Clean Streams Initiative

Through the Clean Streams Initiative, Clean Fairfax is working with the local environmental community to quantify litter pollution, clean Fairfax streams, and hopefully come up with creative and sustainable ways to reduce the amount of litter in Fairfax’s streams through outreach and education to the public.

  • Little Hunting Creek: The Community Preservation and Development Corporation, young people from the community, and residents from Creekside Village work with us to monitor and clean up the trash coming from local apartments, which are classified as High Density Residential Area.
  • Pohick Creek: The Mason Neck Lions and residents of Pohick Square Apartments monitor and clean up the trash from a set of apartments, which are classified as a Medium Density Residential Area.
  • Quander Brook: Friends of Quander Brook count litter and then clean it up behind the Kings Crossing Shopping Center, our commercial site.
  • Little Rocky Run: Friends of Little Rocky Run collaborate with Clean Fairfax to monitor and clean up trash coming from single-family homes at our Low Density Residential site.
  • Holmes Run: Friends of Luria Park help monitor the trash from both single-family homes and a nearby school. The Soil and Water Conservation District and local school children keep it clean!

Clean Fairfax also partners with the Department of Public Works and Environmental Services to fulfill a piece of the MS4 (Municipal Separate Storm Sewer System) five-year permit. This permit pertains to untreated water that is runoff into streams due to rainstorms, not from wastewater pipes or treatment plants. For more information about the MS4 permit in Fairfax County, go to

July 2017 Update

Trash by the Numbers — The Clean Streams Initiative spring monitoring and cleanup of streams in Fairfax County yielded a total of 1,403 pieces of litter from our five 100 foot long stream segments. That averages to 2.8 pieces of trash every foot! See specifics below.

These totals are just from the few sites we monitor for the Clean Stream Initiative. Volunteers have picked up thousands of pieces of litter countywide, including numerous tires, shopping carts, appliances, etc.

Next step: Education and Outreach to help reduce the litter flow! Clean Fairfax is available to speak to community groups, schools, HOAs, etc. about litter and its impact.

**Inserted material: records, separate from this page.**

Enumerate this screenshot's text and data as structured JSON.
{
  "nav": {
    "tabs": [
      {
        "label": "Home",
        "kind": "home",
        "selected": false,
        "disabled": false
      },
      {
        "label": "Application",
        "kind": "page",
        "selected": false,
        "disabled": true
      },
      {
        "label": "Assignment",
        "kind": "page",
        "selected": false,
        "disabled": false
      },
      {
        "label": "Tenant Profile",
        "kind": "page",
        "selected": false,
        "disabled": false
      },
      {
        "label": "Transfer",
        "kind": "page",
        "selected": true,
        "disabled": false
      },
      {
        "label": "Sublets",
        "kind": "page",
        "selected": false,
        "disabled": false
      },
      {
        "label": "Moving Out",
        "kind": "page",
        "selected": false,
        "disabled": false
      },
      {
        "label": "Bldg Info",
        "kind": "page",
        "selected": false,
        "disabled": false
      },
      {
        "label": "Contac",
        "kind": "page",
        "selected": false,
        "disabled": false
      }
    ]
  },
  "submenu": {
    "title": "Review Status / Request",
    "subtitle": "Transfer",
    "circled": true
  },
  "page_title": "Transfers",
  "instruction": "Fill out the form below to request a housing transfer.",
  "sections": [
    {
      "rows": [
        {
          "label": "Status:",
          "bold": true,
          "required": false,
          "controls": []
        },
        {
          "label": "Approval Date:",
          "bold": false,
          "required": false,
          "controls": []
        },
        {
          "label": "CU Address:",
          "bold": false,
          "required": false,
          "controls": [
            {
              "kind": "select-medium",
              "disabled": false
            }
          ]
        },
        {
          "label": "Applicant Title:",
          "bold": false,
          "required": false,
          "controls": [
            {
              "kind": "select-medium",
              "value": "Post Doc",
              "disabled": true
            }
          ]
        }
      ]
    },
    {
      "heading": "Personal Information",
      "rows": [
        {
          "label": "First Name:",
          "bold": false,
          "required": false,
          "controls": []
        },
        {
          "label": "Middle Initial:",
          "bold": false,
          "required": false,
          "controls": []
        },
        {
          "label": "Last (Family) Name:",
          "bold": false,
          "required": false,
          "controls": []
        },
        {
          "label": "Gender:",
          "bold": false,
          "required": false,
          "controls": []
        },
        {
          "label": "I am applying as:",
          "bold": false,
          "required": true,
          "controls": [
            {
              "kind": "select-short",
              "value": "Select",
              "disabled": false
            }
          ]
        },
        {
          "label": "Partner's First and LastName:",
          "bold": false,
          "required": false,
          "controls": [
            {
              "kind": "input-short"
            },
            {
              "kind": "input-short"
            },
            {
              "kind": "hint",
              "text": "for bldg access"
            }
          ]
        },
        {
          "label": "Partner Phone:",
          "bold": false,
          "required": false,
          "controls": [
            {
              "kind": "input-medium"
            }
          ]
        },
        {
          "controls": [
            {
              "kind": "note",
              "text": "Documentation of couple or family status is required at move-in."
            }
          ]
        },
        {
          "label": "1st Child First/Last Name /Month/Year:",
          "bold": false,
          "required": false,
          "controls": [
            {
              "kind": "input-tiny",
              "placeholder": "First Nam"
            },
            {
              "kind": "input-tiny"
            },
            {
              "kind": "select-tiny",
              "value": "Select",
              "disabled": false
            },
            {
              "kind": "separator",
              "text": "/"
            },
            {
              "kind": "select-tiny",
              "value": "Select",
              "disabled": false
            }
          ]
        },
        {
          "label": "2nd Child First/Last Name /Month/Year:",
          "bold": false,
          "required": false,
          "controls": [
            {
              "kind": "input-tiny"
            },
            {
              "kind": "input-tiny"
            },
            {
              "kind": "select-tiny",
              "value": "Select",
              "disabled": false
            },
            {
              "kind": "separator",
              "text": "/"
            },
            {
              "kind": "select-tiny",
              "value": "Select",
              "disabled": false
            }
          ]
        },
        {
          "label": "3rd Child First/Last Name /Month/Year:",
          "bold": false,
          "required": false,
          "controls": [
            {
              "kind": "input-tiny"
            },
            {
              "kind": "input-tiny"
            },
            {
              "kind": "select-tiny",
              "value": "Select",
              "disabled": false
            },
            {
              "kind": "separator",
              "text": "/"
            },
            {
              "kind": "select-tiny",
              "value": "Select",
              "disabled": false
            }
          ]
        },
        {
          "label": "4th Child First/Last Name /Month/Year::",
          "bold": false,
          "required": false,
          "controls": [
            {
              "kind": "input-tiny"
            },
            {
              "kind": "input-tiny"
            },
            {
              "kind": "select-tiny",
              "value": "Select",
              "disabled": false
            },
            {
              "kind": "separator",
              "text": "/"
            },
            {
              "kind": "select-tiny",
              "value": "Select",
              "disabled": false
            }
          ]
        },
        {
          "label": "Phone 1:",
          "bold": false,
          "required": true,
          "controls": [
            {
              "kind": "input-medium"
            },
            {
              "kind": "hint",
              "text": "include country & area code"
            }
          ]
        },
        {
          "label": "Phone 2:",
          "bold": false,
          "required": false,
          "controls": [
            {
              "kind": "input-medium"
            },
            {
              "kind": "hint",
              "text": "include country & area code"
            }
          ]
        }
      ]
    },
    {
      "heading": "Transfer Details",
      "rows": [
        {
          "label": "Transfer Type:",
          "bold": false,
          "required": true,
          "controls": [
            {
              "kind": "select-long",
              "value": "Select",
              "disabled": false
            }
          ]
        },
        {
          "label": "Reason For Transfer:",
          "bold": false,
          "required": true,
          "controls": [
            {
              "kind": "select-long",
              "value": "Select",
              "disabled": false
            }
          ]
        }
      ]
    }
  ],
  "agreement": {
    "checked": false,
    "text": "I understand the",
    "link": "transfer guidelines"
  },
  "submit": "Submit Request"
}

Litter Totals by Item:

Note: Numbers represent total number of items found in these five 100 ft. sites during a single visit

FOOD & BEVERAGE                                             TOTAL: 1,186
Plastic Bags (SHOPPING): 108
Plastic Bags (GARBAGE): 1
Plastic Bags (OTHER): 169
Wrappers: 377
Water Bottles (PLASTIC): 91
Other Beverage Bottles (PLASTIC): 66
Glass Beverage Bottles: 91
Beverage Cans: 46
Disposable Cups/Lids/Plates/Cutlery/Straws: 189
Metal Food Cans: 5
Fast Food To-Go Containers/Bags: 32
Juice Boxes: 9
Beverage Boxes/6-Pack Rings: 2
HOUSEHOLD ITEMS                                            TOTAL: 144
Boxes/Cardboard: 10
Packing Materials: 35
Clothing/Fabric/Carpeting: 27
Newspapers/Magazines: 9
Hangers: 1
Balls/ Toys/ Balloons: 19
Fishing: 0
Signs/Flyers: 0
HAZARDOUS MATERIALS:                                  TOTAL: 29
Smoking Products: 18
Paint Cans: 0
Medical Waste: 1
Auto Chemicals and Parts: 8
Bio-Waste: 2
OTHER TRASH ITEMS:                                          TOTAL: 25
Tires: 0
Shopping Carts: 0
Bikes: 1
Furniture: 1
Electronics/Appliances: 5
Construction Debris: 8
Intact Bricks 10